When we moved to Utah in 2004, my wife and I bought a nice little townhouse in Draper. 1300 square feet, 2 small bedrooms and a loft, 1 car garage. It fit us nicely, and was located just off of the I-15 freeway about halfway between Salt Lake City and Provo, in a growing community.
Three years later in 2007, at the peak of the housing boom, we decided it was time in buy a standalone home. We found a community we liked a few miles away, and invested in a place where we started to grow our family. While it was a terrible time price-wise to buy a house, it could have been a good time to sell our condo given the market was strong. But we had saved up just enough for a down payment on our new home, and decided we would try our luck at being landlords.
Looking back, we are really glad we kept our condo. While we had to endure the fluctuations in the housing market, and ups and downs in tenant quality, we now own an asset that will produce rental income for the rest of our lives, and through any economic cycle.
- Start with your primary residence. Turning your home into a rental has two benefits. First and foremost, you know the property better than anyone else, so you have a clear advantage over any other potential landlord on what risks could lay ahead, and how to help your tenants feel at home themselves. Second, you benefit financially, as you can keep your original mortgage rate (which is typically a percentage point cheaper than an investor rate), and if you choose to sell the property down the road, you may be able to benefit from reduced taxes (some capital gains can be excluded if the home was your primary residence for a period of time – but these tax laws are dynamic so study them carefully if you are planning on this).
- Keep it close to home. In our case, having our rental property within 10 minutes of where we live has been very handy. Everything is easier – showing it to potential renters, checking in on a needed repair, or just stopping by on occasion to see how the neighborhood is aging. This advice certainly applies if you grow your rental property portfolio as well. In 2010 during the housing downturn, I saw a short sale in my own neighborhood that I bought, which again made the rental process much easier than if I had to drive an hour away for all the work. At times I’ve been briefly tempted to consider a rental in a far off place (usually from watching HGTV and seeing prices in Texas or Georgia), but have decided to stick with what I know.
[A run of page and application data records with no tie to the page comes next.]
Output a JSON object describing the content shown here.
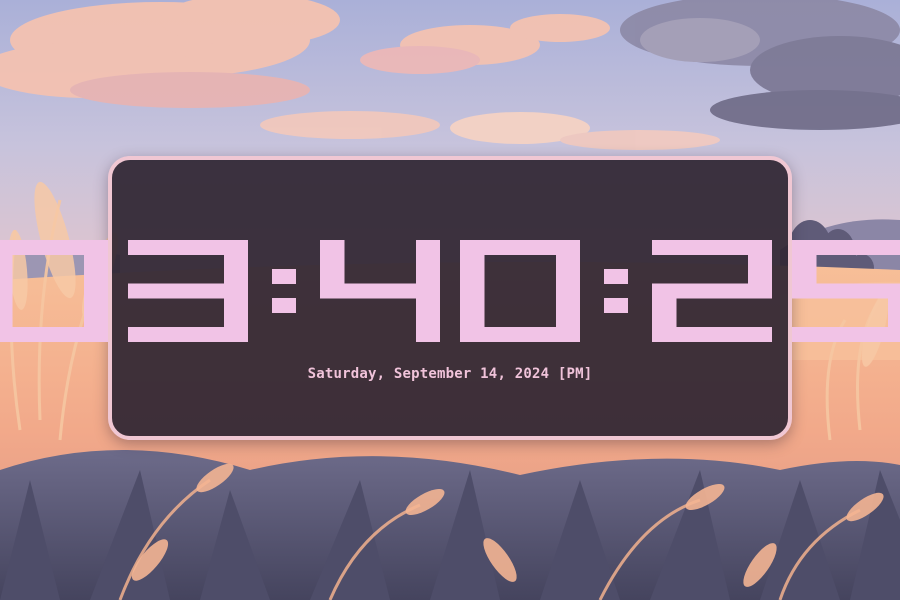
{
  "wallpaper": {
    "description_icon": "wheat-field-sunset-illustration",
    "colors": {
      "sky_top": "#b9bcd9",
      "sky_bottom": "#e4c3cc",
      "cloud": "#f2bfae",
      "field": "#f2b08e",
      "foliage": "#5a5a78"
    }
  },
  "clock": {
    "time": "03:40:25",
    "date": "Saturday, September 14, 2024",
    "period": "[PM]",
    "colors": {
      "digit": "#f1c3e6",
      "panel": "#2f2633",
      "border": "#f0c7d3",
      "date_text": "#f0c3da"
    }
  }
}
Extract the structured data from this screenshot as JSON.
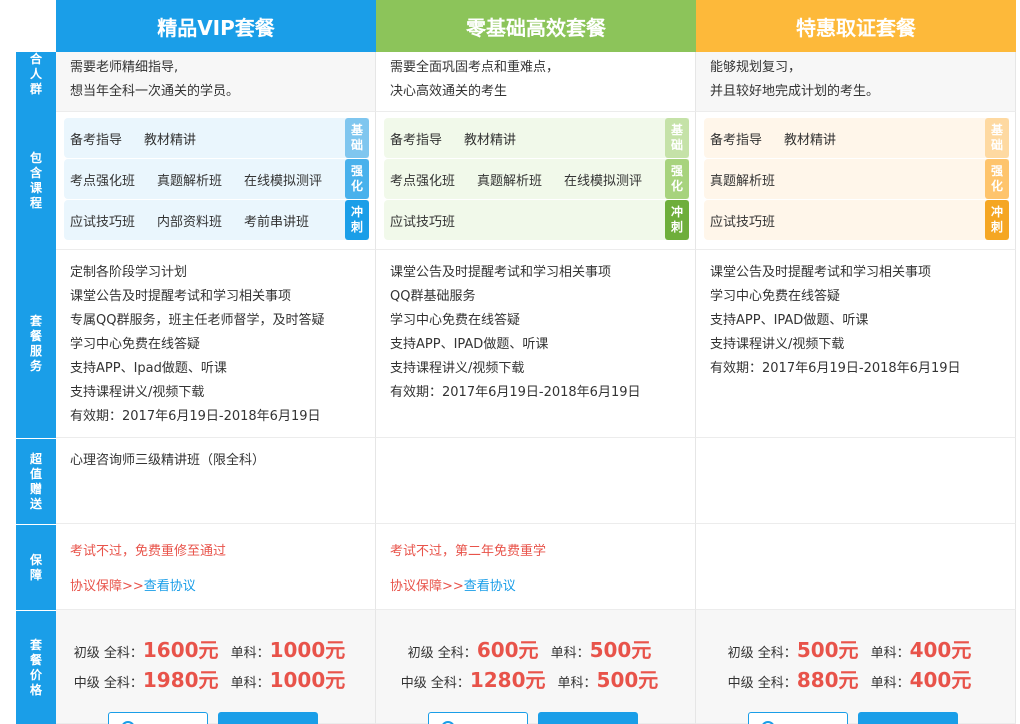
{
  "headers": [
    "精品VIP套餐",
    "零基础高效套餐",
    "特惠取证套餐"
  ],
  "row_labels": {
    "crowd": "适合人群",
    "course": "包含课程",
    "service": "套餐服务",
    "gift": "超值赠送",
    "guarantee": "保障",
    "price": "套餐价格"
  },
  "crowd": [
    [
      "需要老师精细指导,",
      "想当年全科一次通关的学员。"
    ],
    [
      "需要全面巩固考点和重难点，",
      "决心高效通关的考生"
    ],
    [
      "能够规划复习，",
      "并且较好地完成计划的考生。"
    ]
  ],
  "course_tags": [
    "基础",
    "强化",
    "冲刺"
  ],
  "courses": [
    [
      [
        "备考指导",
        "教材精讲"
      ],
      [
        "考点强化班",
        "真题解析班",
        "在线模拟测评"
      ],
      [
        "应试技巧班",
        "内部资料班",
        "考前串讲班"
      ]
    ],
    [
      [
        "备考指导",
        "教材精讲"
      ],
      [
        "考点强化班",
        "真题解析班",
        "在线模拟测评"
      ],
      [
        "应试技巧班"
      ]
    ],
    [
      [
        "备考指导",
        "教材精讲"
      ],
      [
        "真题解析班"
      ],
      [
        "应试技巧班"
      ]
    ]
  ],
  "services": [
    [
      "定制各阶段学习计划",
      "课堂公告及时提醒考试和学习相关事项",
      "专属QQ群服务，班主任老师督学，及时答疑",
      "学习中心免费在线答疑",
      "支持APP、Ipad做题、听课",
      "支持课程讲义/视频下载",
      "有效期：2017年6月19日-2018年6月19日"
    ],
    [
      "课堂公告及时提醒考试和学习相关事项",
      "QQ群基础服务",
      "学习中心免费在线答疑",
      "支持APP、IPAD做题、听课",
      "支持课程讲义/视频下载",
      "有效期：2017年6月19日-2018年6月19日"
    ],
    [
      "课堂公告及时提醒考试和学习相关事项",
      "学习中心免费在线答疑",
      "支持APP、IPAD做题、听课",
      "支持课程讲义/视频下载",
      "有效期：2017年6月19日-2018年6月19日"
    ]
  ],
  "gift": [
    "心理咨询师三级精讲班（限全科）",
    "",
    ""
  ],
  "guarantee": [
    {
      "text": "考试不过，免费重修至通过",
      "link_pre": "协议保障>>",
      "link": "查看协议"
    },
    {
      "text": "考试不过，第二年免费重学",
      "link_pre": "协议保障>>",
      "link": "查看协议"
    },
    {
      "text": "",
      "link_pre": "",
      "link": ""
    }
  ],
  "prices": [
    [
      {
        "level": "初级 全科：",
        "full": "1600元",
        "single_lbl": "单科：",
        "single": "1000元"
      },
      {
        "level": "中级 全科：",
        "full": "1980元",
        "single_lbl": "单科：",
        "single": "1000元"
      }
    ],
    [
      {
        "level": "初级 全科：",
        "full": "600元",
        "single_lbl": "单科：",
        "single": "500元"
      },
      {
        "level": "中级 全科：",
        "full": "1280元",
        "single_lbl": "单科：",
        "single": "500元"
      }
    ],
    [
      {
        "level": "初级 全科：",
        "full": "500元",
        "single_lbl": "单科：",
        "single": "400元"
      },
      {
        "level": "中级 全科：",
        "full": "880元",
        "single_lbl": "单科：",
        "single": "400元"
      }
    ]
  ],
  "colors": {
    "blue": "#1a9ee8",
    "green": "#8cc45a",
    "orange": "#fdb93a",
    "red": "#e8534a"
  }
}
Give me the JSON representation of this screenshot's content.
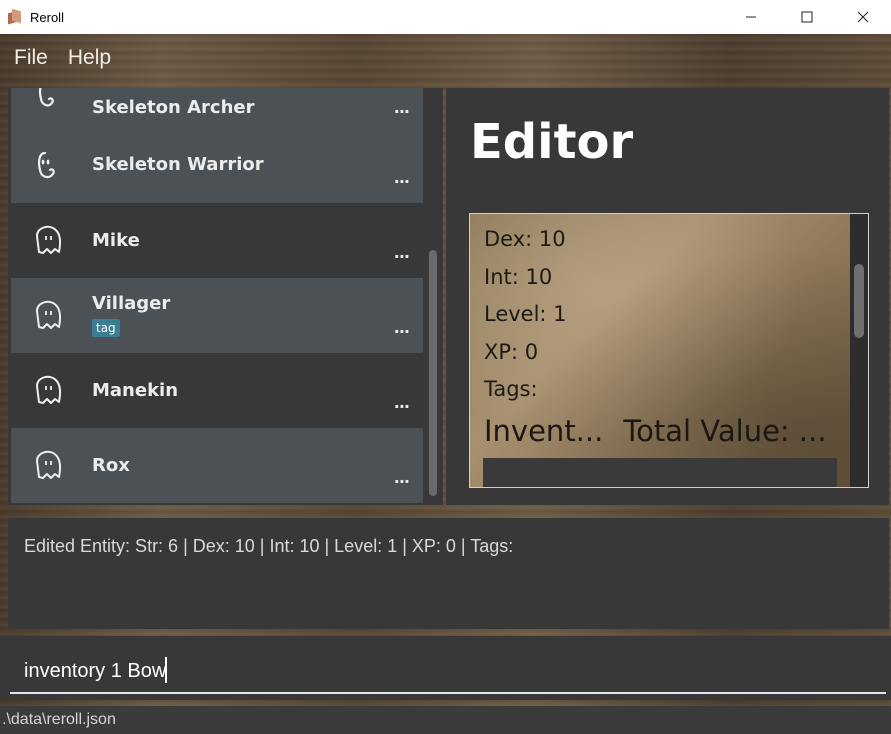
{
  "window": {
    "title": "Reroll",
    "icon": "reroll-app-icon",
    "controls": [
      "minimize-icon",
      "maximize-icon",
      "close-icon"
    ]
  },
  "menu": {
    "file": "File",
    "help": "Help"
  },
  "entity_list": {
    "items": [
      {
        "name": "Skeleton Archer",
        "icon": "skeleton-icon",
        "tag": null,
        "more": "..."
      },
      {
        "name": "Skeleton Warrior",
        "icon": "skeleton-icon",
        "tag": null,
        "more": "..."
      },
      {
        "name": "Mike",
        "icon": "ghost-icon",
        "tag": null,
        "more": "..."
      },
      {
        "name": "Villager",
        "icon": "ghost-icon",
        "tag": "tag",
        "more": "..."
      },
      {
        "name": "Manekin",
        "icon": "ghost-icon",
        "tag": null,
        "more": "..."
      },
      {
        "name": "Rox",
        "icon": "ghost-icon",
        "tag": null,
        "more": "..."
      }
    ]
  },
  "editor": {
    "title": "Editor",
    "stats": {
      "dex": "Dex: 10",
      "int": "Int: 10",
      "level": "Level: 1",
      "xp": "XP: 0",
      "tags": "Tags:"
    },
    "inventory_label": "Invent...",
    "total_value_label": "Total Value: ..."
  },
  "result": {
    "text": "Edited Entity: Str: 6 | Dex: 10 | Int: 10 | Level: 1 | XP: 0 | Tags:"
  },
  "command": {
    "value": "inventory 1 Bow"
  },
  "status": {
    "path": ".\\data\\reroll.json"
  }
}
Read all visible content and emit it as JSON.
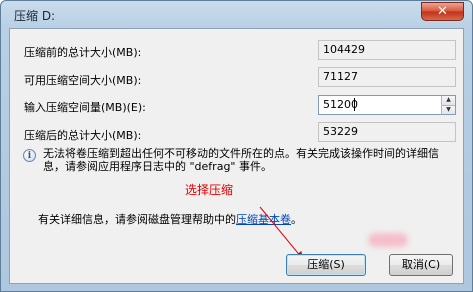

- Screen your renters. In our case, and for many people, the value of our condo was far and away our largest asset when compared to other investments or items we owned. Would you lend your car to someone you didn’t know or trust for a year? Why would you allow your home to be lived in by a complete stranger, or someone whom you questioned their lifestyle, cleanliness, or economic stability? Screening renters includes using an online service to run credit and criminal history, but also sitting down with them in person to talk about who they are. Trust your impressions, and don’t be afraid to screen someone out even if you have to keep a vacancy for a few more weeks to secure a tenant you feel better about. In our case, we had three different renters during our first five years with moderate challenges…followed by one really easy renter for the last six years straight.
- Manage it yourself. While hiring a property manager to advertise, screen tenants (although not as good as you could do it), collect rent, and deal with repairs may sound appealing, the cost can often wipe out all of your annual profits. Property managers depending on their level of service generally cost 10%-15% of rents…so $1800 to $2700 per year on a $1500 monthly rental. If you have lived in the property beforehand so know how to fix any issues, keep your rental close to home, screen your own tenants as already suggested, and collect rents by any simple online method, managing your rental really shouldn’t be too tough. In 11 years, I’ve had very minimal issues with ours, and have even done some improvement work myself (such as new counters, new flooring, and new landscaping in between renters) which has allowed us to keep the rental profits vs paying them out to service providers.
- Time is the key. Time is every investor’s friend, whether in the stock market or with real estate. During our decade of rental property ownership, we experienced the worst housing crisis since the Great Depression – where the value of our condo fell 30% in 2 years. But even during that time, rental income remained strong, so we actually benefited from the drop in the form of lower property taxes. Now our condo is worth about 20% above its value at the time we moved out, and we have enjoyed a rental yield of 6-7% per year, with most of that shielded from income tax due to asset depreciation. And, our mortgage has been paid month in and month out by our tenants, so soon we will own the property free and clear, producing a healthy cash return now and into retirement.
This is a guest post by Brady from Utah.